Milo's house was easy to find. A half dozen bicycles were strung about the front porch. I parked and laid on the stoop till I heard the door. She was due in for a shift at Mimi's Bar in an hour, but we caught up and did a tour of the house. I managed to squeeze the bike into the backyard, where I stripped it of luggage and chained it securely to the fence railing. Soon, a knock at the door. I was surprised to find Kel, NoDance, and Gunker from back home. I'd heard they too were traveling the States, but hadn't counted on such a well-timed rendezvous. I was excited for the company and decided to stay an extra night.
We walked to the French Quarter for some quick dinner and Turkish coffee. On Milo's recommendation, we stopped in for a performance at the Iron Rail Bookshop. We were again met with the strange coincidence of the highway-bound. Ry, Fitz, and One-feather were standing on the corner outside. I hadn't seen One-feather since he'd left for Washington years ago. He explained that he'd just arrived in New Orleans three days ago, eager to make a home. Fitz and Ry had left Philadelphia on bicycles in October and gotten stuck (happily) in old NOLA.
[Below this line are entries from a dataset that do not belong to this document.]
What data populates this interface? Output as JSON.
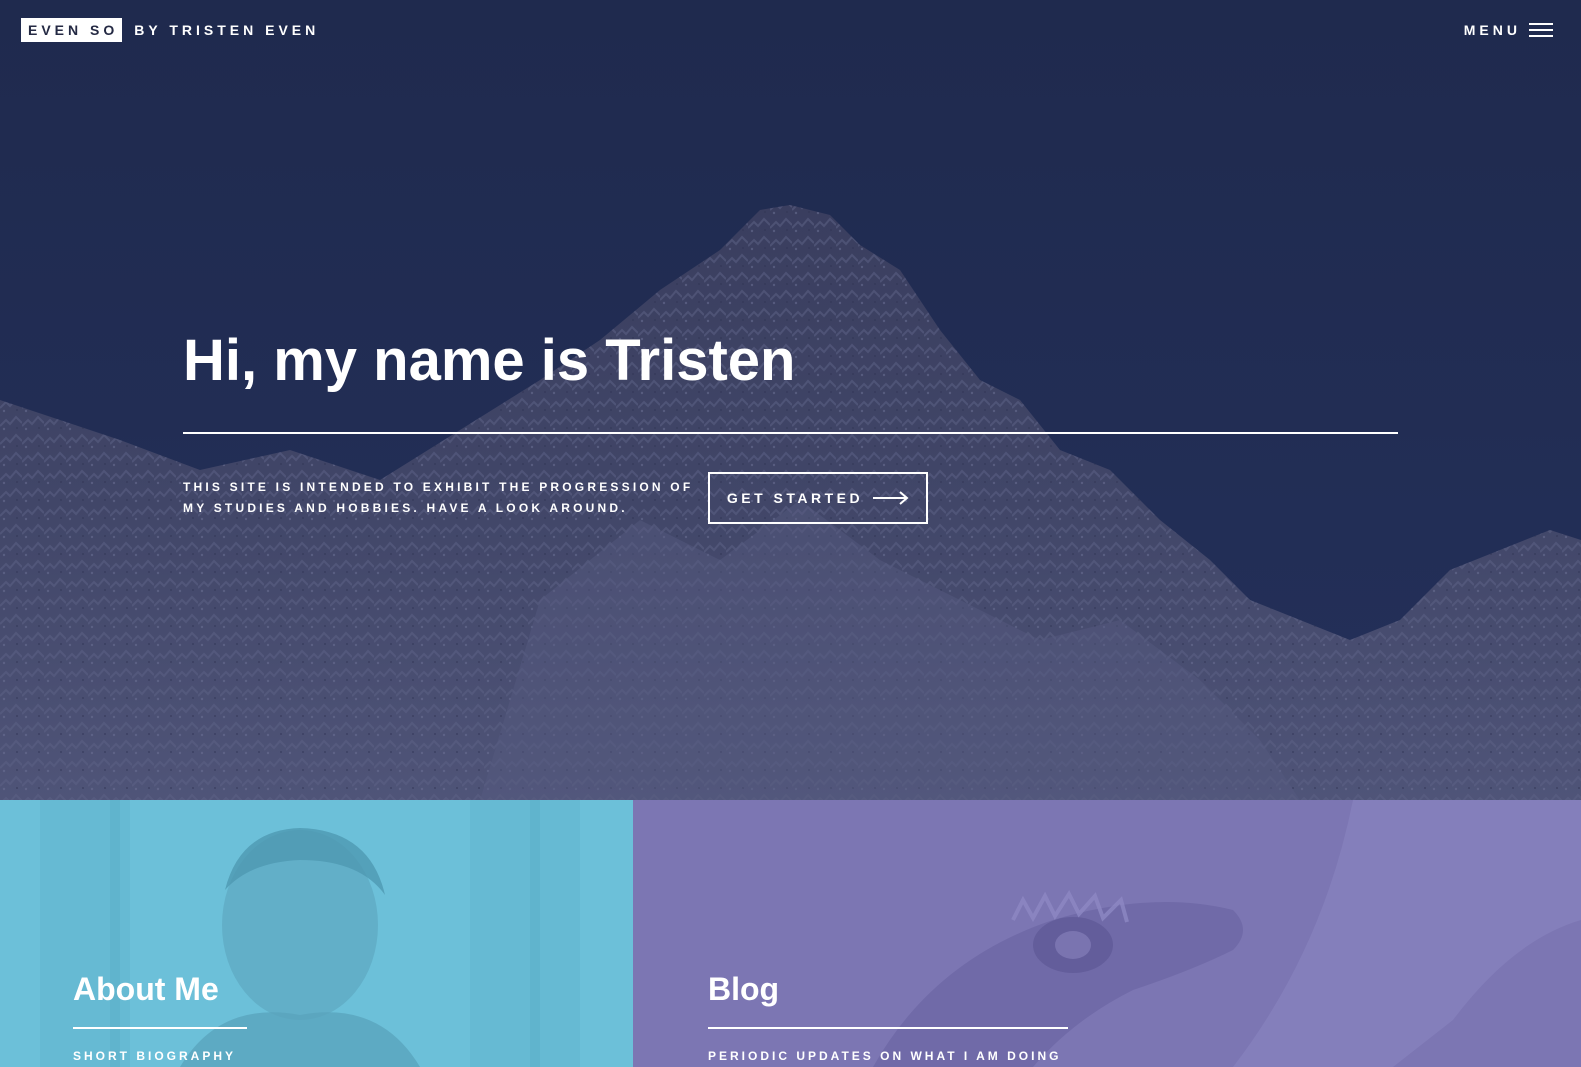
{
  "header": {
    "logo_box": "EVEN SO",
    "logo_by": "BY TRISTEN EVEN",
    "menu_label": "MENU"
  },
  "hero": {
    "title": "Hi, my name is Tristen",
    "description": "THIS SITE IS INTENDED TO EXHIBIT THE PROGRESSION OF MY STUDIES AND HOBBIES. HAVE A LOOK AROUND.",
    "button_label": "GET STARTED"
  },
  "tiles": [
    {
      "title": "About Me",
      "subtitle": "SHORT BIOGRAPHY",
      "color": "#6cc0d9"
    },
    {
      "title": "Blog",
      "subtitle": "PERIODIC UPDATES ON WHAT I AM DOING",
      "color": "#7c76b3"
    }
  ],
  "icons": {
    "menu": "hamburger-icon",
    "button": "arrow-right-icon"
  },
  "colors": {
    "hero_overlay": "#20294d",
    "text": "#ffffff"
  }
}
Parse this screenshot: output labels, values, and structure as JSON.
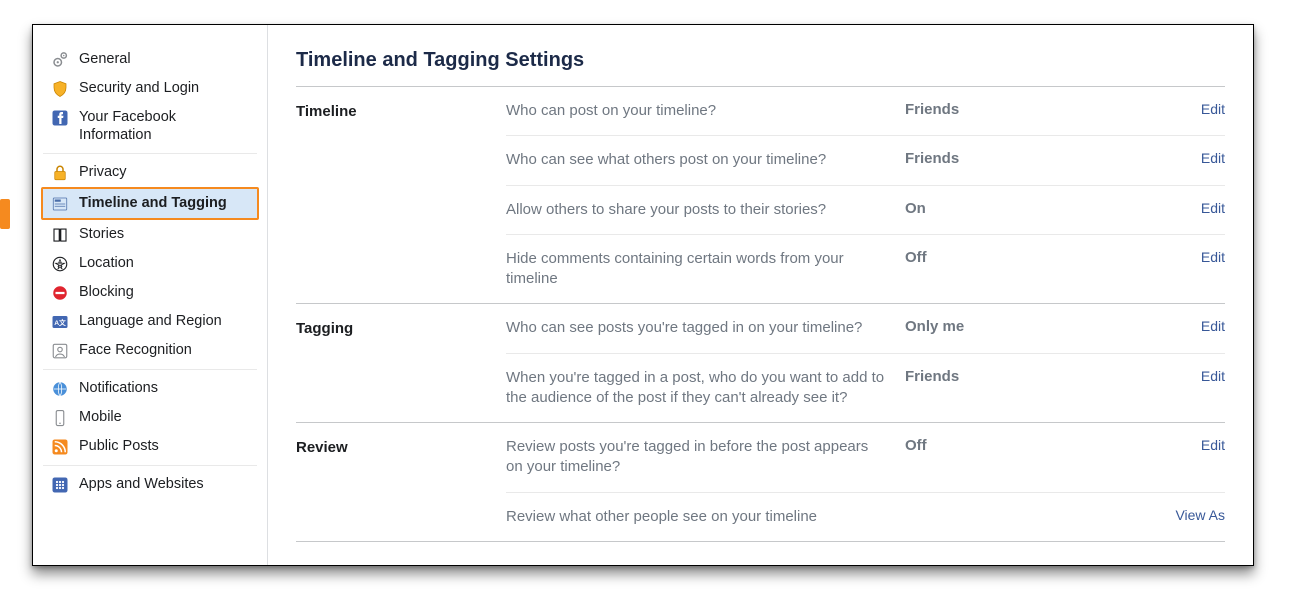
{
  "sidebar": {
    "groups": [
      {
        "items": [
          {
            "id": "general",
            "label": "General",
            "icon": "gear-icon"
          },
          {
            "id": "security",
            "label": "Security and Login",
            "icon": "shield-icon"
          },
          {
            "id": "your-info",
            "label": "Your Facebook Information",
            "icon": "fb-square-icon"
          }
        ]
      },
      {
        "items": [
          {
            "id": "privacy",
            "label": "Privacy",
            "icon": "lock-icon"
          },
          {
            "id": "timeline-tagging",
            "label": "Timeline and Tagging",
            "icon": "newspaper-icon",
            "selected": true
          },
          {
            "id": "stories",
            "label": "Stories",
            "icon": "book-icon"
          },
          {
            "id": "location",
            "label": "Location",
            "icon": "location-icon"
          },
          {
            "id": "blocking",
            "label": "Blocking",
            "icon": "block-icon"
          },
          {
            "id": "language",
            "label": "Language and Region",
            "icon": "language-icon"
          },
          {
            "id": "face",
            "label": "Face Recognition",
            "icon": "face-icon"
          }
        ]
      },
      {
        "items": [
          {
            "id": "notifications",
            "label": "Notifications",
            "icon": "globe-icon"
          },
          {
            "id": "mobile",
            "label": "Mobile",
            "icon": "mobile-icon"
          },
          {
            "id": "public-posts",
            "label": "Public Posts",
            "icon": "rss-icon"
          }
        ]
      },
      {
        "items": [
          {
            "id": "apps",
            "label": "Apps and Websites",
            "icon": "apps-icon"
          }
        ]
      }
    ]
  },
  "page": {
    "title": "Timeline and Tagging Settings",
    "edit_label": "Edit",
    "viewas_label": "View As",
    "sections": [
      {
        "title": "Timeline",
        "rows": [
          {
            "desc": "Who can post on your timeline?",
            "value": "Friends",
            "action": "edit"
          },
          {
            "desc": "Who can see what others post on your timeline?",
            "value": "Friends",
            "action": "edit"
          },
          {
            "desc": "Allow others to share your posts to their stories?",
            "value": "On",
            "action": "edit"
          },
          {
            "desc": "Hide comments containing certain words from your timeline",
            "value": "Off",
            "action": "edit"
          }
        ]
      },
      {
        "title": "Tagging",
        "rows": [
          {
            "desc": "Who can see posts you're tagged in on your timeline?",
            "value": "Only me",
            "action": "edit"
          },
          {
            "desc": "When you're tagged in a post, who do you want to add to the audience of the post if they can't already see it?",
            "value": "Friends",
            "action": "edit"
          }
        ]
      },
      {
        "title": "Review",
        "rows": [
          {
            "desc": "Review posts you're tagged in before the post appears on your timeline?",
            "value": "Off",
            "action": "edit"
          },
          {
            "desc": "Review what other people see on your timeline",
            "value": "",
            "action": "viewas"
          }
        ]
      }
    ]
  },
  "icons": {
    "gear-icon": "gear",
    "shield-icon": "shield",
    "fb-square-icon": "fb",
    "lock-icon": "lock",
    "newspaper-icon": "news",
    "book-icon": "book",
    "location-icon": "loc",
    "block-icon": "block",
    "language-icon": "lang",
    "face-icon": "face",
    "globe-icon": "globe",
    "mobile-icon": "mobile",
    "rss-icon": "rss",
    "apps-icon": "apps"
  }
}
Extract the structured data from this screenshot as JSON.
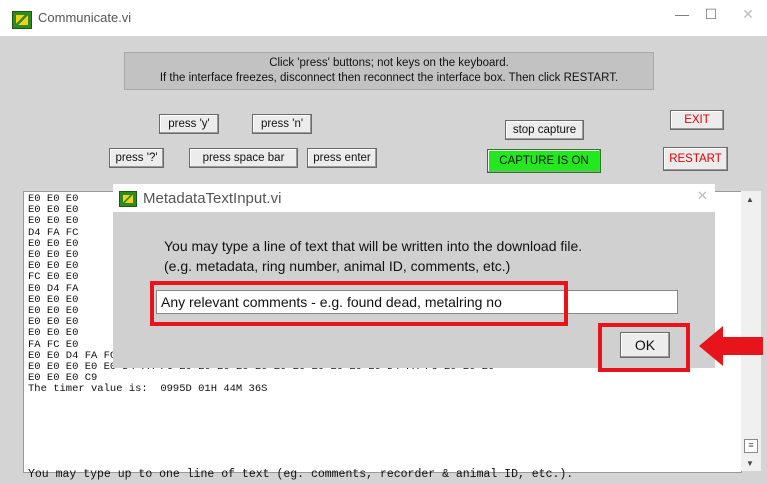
{
  "window": {
    "title": "Communicate.vi",
    "minimize": "—",
    "maximize": "☐",
    "close": "✕"
  },
  "instructions": {
    "line1": "Click 'press' buttons; not keys on the keyboard.",
    "line2": "If the interface freezes, disconnect then reconnect the interface box. Then click RESTART."
  },
  "buttons": {
    "press_y": "press 'y'",
    "press_n": "press 'n'",
    "press_q": "press '?'",
    "press_space": "press space bar",
    "press_enter": "press enter",
    "stop_capture": "stop capture",
    "capture_status": "CAPTURE IS ON",
    "exit": "EXIT",
    "restart": "RESTART"
  },
  "terminal": {
    "lines": "E0 E0 E0\nE0 E0 E0\nE0 E0 E0\nD4 FA FC\nE0 E0 E0\nE0 E0 E0\nE0 E0 E0\nFC E0 E0\nE0 D4 FA\nE0 E0 E0\nE0 E0 E0\nE0 E0 E0\nE0 E0 E0\nFA FC E0\nE0 E0 D4 FA FC E0 E0 E0 E0 E0 E0 E0 E0 E0 E0 E0 D4 FA FC E0 E0 E0 E0 E0 E0\nE0 E0 E0 E0 E0 D4 FA FC E0 E0 E0 E0 E0 E0 E0 E0 E0 E0 E0 D4 FA FC E0 E0 E0\nE0 E0 E0 C9\nThe timer value is:  0995D 01H 44M 36S",
    "prompt": "You may type up to one line of text (eg. comments, recorder & animal ID, etc.)."
  },
  "dialog": {
    "title": "MetadataTextInput.vi",
    "close": "✕",
    "message_line1": "You may type a line of text that will be written into the download file.",
    "message_line2": "(e.g. metadata, ring number, animal ID, comments, etc.)",
    "input_value": "Any relevant comments - e.g. found dead, metalring no",
    "ok": "OK"
  },
  "scrollbar": {
    "up": "▲",
    "down": "▼",
    "grip": "≡"
  },
  "colors": {
    "capture_on": "#22e81e",
    "exit_text": "#e00000",
    "highlight": "#e8141c"
  }
}
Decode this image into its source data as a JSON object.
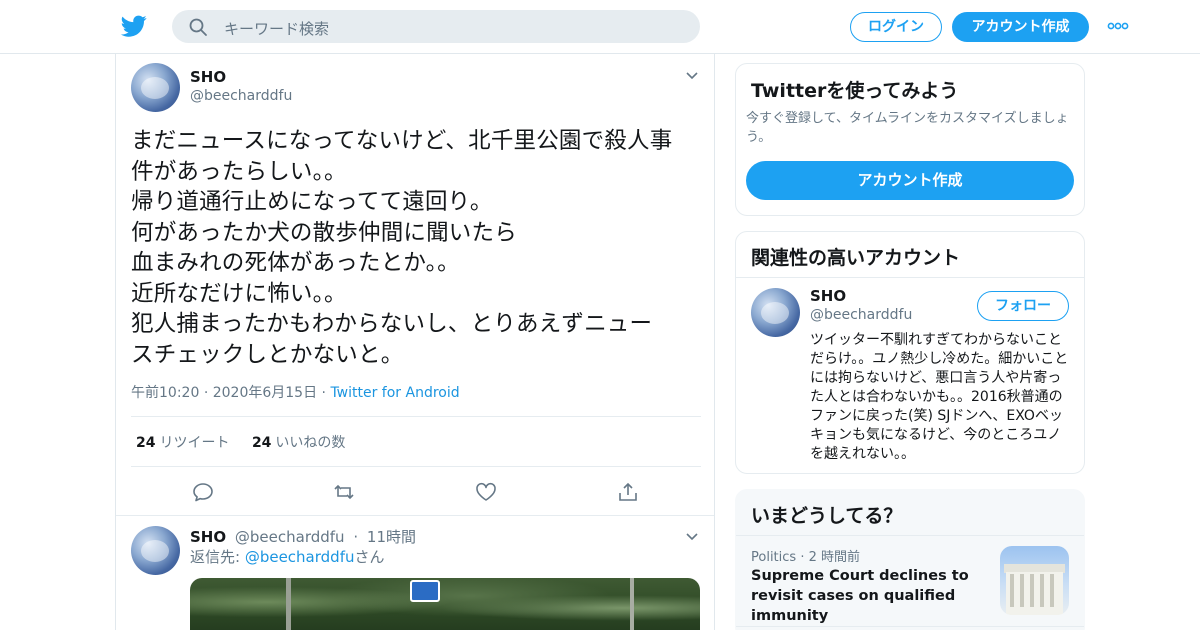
{
  "topbar": {
    "search_placeholder": "キーワード検索",
    "login_label": "ログイン",
    "signup_label": "アカウント作成"
  },
  "tweet": {
    "name": "SHO",
    "handle": "@beecharddfu",
    "text": "まだニュースになってないけど、北千里公園で殺人事\n件があったらしい。。\n帰り道通行止めになってて遠回り。\n何があったか犬の散歩仲間に聞いたら\n血まみれの死体があったとか。。\n近所なだけに怖い。。\n犯人捕まったかもわからないし、とりあえずニュー\nスチェックしとかないと。",
    "time": "午前10:20",
    "date": "2020年6月15日",
    "source": "Twitter for Android",
    "retweets_count": "24",
    "retweets_label": "リツイート",
    "likes_count": "24",
    "likes_label": "いいねの数"
  },
  "reply_tweet": {
    "name": "SHO",
    "handle": "@beecharddfu",
    "age": "11時間",
    "reply_prefix": "返信先: ",
    "reply_to": "@beecharddfu",
    "reply_suffix": "さん"
  },
  "sidebar": {
    "signup_card": {
      "title": "Twitterを使ってみよう",
      "description": "今すぐ登録して、タイムラインをカスタマイズしましょう。",
      "button": "アカウント作成"
    },
    "related_card": {
      "title": "関連性の高いアカウント",
      "name": "SHO",
      "handle": "@beecharddfu",
      "follow_label": "フォロー",
      "bio": "ツイッター不馴れすぎてわからないことだらけ。。ユノ熱少し冷めた。細かいことには拘らないけど、悪口言う人や片寄った人とは合わないかも。。2016秋普通のファンに戻った(笑) SJドンへ、EXOベッキョンも気になるけど、今のところユノを越えれない。。"
    },
    "trends_card": {
      "title": "いまどうしてる？",
      "category": "Politics",
      "age": "2 時間前",
      "headline": "Supreme Court declines to revisit cases on qualified immunity"
    }
  },
  "colors": {
    "accent": "#1da1f2",
    "link": "#1b95e0",
    "secondary_text": "#657786"
  }
}
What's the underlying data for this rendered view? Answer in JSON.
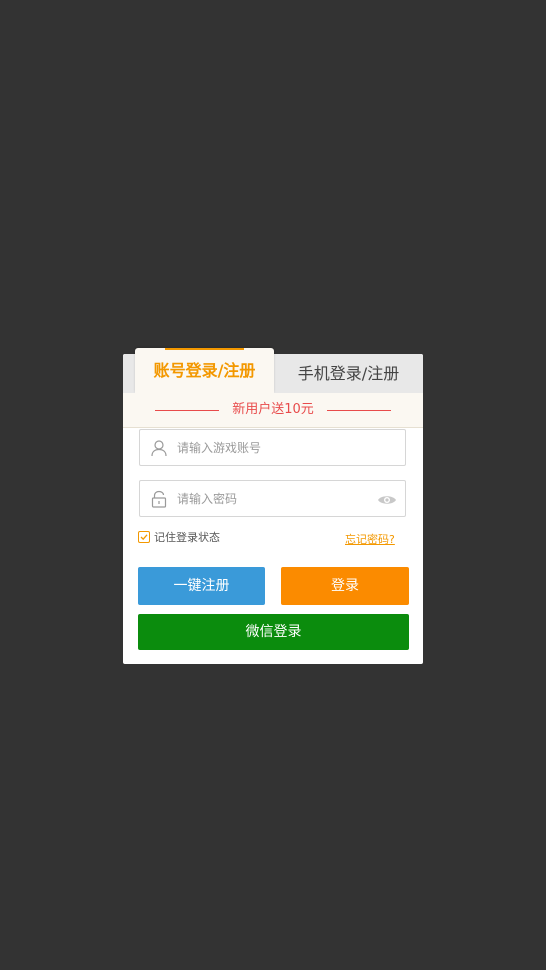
{
  "tabs": {
    "account": "账号登录/注册",
    "phone": "手机登录/注册"
  },
  "promo": {
    "text": "新用户送10元"
  },
  "account_field": {
    "placeholder": "请输入游戏账号",
    "icon": "user-icon"
  },
  "password_field": {
    "placeholder": "请输入密码",
    "icon": "lock-icon",
    "toggle_icon": "eye-icon"
  },
  "remember": {
    "label": "记住登录状态",
    "checked": true
  },
  "forgot": {
    "label": "忘记密码?"
  },
  "buttons": {
    "register": "一键注册",
    "login": "登录",
    "wechat": "微信登录"
  },
  "colors": {
    "accent": "#f39800",
    "promo": "#e84b4b",
    "register": "#3a9ad9",
    "login": "#fb8b00",
    "wechat": "#0b8c0d",
    "backdrop": "#333333"
  }
}
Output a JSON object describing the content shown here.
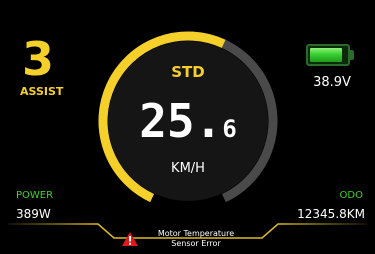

Our gang grew and we relocated to the French Quarter, where we drank tallboy beers on the street corner and swapped stories. Ry and Fitz knew half the kids in town and we had a stream of strange folks merging and moving through our circle. A brass band rang out from a bar a half block down. Red and blue neon poured from the storefronts, giving gleam to the horde that moved up and down Frenchman St. The night ran on, from bar to bar, streetcorner to streetcorner, until we found ourselves back at Milo's, exhausted, over-drunk, and an hour shy of sunrise. We made spaces on the hardwood foor and passed into dark, deep sleep.